aspen_banner.jpg
Arizona Public Radio | Your Source for NPR News
Play Live Radio
Next Up:
0:00
0:00
Available On Air Stations
Science and Innovations

What Happened To Mars’ Atmosphere? Flagstaff Scientist Says It Didn’t End Up In Rocks

HiRISE-image-WEB.jpg
NASA/JPL-Caltech/JHUAPL/Univ. of Arizona
/

A new study co-authored by a Flagstaff researcher deepens the mystery of what happened to Mars’ ancient atmosphere.

Christopher Edwards of the U.S. Geological Survey is the lead author of the study. He examined the idea that Mars once had a thick atmosphere of carbon dioxide that eventually ended up buried, or “sequestered,” underground. His research shows that hypothesis is unlikely.

Edwards used data from three orbiting spacecraft to measure the size of Mars’ largest deposit of carbon-bearing rock.
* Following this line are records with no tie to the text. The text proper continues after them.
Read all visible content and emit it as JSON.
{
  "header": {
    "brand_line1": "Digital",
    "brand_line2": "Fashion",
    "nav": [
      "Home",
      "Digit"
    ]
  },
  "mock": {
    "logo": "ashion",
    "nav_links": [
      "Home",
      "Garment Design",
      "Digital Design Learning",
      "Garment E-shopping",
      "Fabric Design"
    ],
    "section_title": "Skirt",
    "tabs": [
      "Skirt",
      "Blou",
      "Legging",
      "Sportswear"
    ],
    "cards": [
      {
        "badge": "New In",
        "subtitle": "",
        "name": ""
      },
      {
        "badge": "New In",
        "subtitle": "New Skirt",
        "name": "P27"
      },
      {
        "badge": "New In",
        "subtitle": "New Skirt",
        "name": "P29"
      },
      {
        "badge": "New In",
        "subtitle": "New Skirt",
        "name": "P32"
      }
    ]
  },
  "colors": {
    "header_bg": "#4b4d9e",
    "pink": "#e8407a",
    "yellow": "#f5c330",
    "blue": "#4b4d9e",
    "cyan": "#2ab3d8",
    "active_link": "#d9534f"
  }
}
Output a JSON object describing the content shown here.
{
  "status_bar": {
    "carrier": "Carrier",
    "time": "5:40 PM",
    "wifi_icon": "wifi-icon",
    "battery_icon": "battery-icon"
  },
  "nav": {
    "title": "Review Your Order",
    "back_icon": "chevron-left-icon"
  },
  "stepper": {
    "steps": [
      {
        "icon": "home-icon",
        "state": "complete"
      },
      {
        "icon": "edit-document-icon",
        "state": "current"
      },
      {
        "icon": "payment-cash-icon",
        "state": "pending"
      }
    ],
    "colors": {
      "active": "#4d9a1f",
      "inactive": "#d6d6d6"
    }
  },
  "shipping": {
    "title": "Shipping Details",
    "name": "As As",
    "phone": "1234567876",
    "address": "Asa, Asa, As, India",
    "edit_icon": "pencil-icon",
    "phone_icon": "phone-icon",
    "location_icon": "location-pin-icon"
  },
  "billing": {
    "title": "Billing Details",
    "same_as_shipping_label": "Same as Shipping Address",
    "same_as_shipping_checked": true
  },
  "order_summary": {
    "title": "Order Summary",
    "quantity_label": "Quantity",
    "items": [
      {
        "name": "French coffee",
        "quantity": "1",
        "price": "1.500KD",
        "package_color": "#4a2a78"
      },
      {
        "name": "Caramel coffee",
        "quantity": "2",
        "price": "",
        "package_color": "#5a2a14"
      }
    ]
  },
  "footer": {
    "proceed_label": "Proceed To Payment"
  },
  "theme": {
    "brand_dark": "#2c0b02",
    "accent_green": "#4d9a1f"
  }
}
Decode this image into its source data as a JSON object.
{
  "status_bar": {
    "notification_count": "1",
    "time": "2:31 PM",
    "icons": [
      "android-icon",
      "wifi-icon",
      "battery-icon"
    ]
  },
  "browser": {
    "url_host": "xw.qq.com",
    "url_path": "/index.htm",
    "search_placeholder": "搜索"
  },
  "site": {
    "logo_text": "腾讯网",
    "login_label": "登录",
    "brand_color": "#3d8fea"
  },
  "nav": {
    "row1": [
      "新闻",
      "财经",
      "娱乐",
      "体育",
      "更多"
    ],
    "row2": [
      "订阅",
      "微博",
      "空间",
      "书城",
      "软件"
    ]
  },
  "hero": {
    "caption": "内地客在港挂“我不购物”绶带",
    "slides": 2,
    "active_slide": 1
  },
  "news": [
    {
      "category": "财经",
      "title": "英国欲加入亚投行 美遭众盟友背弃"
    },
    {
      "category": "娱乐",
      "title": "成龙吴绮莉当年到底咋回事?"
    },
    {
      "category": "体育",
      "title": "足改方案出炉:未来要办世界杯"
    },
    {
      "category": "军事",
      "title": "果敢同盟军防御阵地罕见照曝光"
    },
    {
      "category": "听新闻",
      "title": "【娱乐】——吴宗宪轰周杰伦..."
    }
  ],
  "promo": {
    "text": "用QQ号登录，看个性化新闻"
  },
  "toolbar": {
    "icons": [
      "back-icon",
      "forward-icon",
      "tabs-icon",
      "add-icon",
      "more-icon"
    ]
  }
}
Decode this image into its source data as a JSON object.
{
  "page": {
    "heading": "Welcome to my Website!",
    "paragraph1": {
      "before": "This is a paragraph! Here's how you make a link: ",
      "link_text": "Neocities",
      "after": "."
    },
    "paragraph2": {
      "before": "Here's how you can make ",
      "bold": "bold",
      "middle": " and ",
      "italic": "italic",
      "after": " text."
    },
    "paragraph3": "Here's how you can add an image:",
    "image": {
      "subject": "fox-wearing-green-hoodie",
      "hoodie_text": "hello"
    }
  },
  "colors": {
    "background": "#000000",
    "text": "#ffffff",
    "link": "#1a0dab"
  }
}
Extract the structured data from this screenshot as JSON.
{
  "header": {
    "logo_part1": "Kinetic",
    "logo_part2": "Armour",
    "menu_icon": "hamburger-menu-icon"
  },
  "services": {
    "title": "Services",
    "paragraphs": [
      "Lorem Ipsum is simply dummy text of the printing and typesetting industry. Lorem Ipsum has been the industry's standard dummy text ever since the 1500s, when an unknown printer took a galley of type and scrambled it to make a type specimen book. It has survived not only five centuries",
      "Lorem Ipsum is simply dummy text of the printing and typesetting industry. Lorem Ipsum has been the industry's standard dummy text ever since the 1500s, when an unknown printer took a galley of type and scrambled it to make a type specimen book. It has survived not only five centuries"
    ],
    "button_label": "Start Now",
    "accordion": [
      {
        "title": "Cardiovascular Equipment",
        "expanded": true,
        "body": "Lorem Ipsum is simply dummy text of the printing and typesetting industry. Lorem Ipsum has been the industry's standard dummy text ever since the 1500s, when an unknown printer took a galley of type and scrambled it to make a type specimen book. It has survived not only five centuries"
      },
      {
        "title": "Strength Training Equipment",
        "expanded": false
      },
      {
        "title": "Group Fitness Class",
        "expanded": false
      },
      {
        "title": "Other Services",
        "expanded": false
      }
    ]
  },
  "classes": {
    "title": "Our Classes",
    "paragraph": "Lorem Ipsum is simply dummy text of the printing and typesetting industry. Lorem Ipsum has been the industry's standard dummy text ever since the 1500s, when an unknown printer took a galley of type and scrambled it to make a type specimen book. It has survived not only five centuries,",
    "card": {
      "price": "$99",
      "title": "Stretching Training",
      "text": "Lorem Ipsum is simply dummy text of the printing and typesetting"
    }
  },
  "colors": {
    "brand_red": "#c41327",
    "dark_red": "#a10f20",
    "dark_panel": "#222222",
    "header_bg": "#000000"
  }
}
He found it didn’t contain enough carbon to support the sequestration idea.

Edwards says that might mean ancient Mars didn’t have a thick atmosphere after all. Another possibility is that Mars lost most of its atmosphere to space, blown off by solar wind. That’s one of the questions that NASA’s latest Mars orbiter, MAVEN, may answer.

Melissa joined KNAU's team in 2015 to report on science, health, and the environment. Her work has appeared nationally on NPR and been featured on Science Friday. She grew up in Tucson, Arizona, where she fell in love with the ecology and geology of the Sonoran desert.
Related Content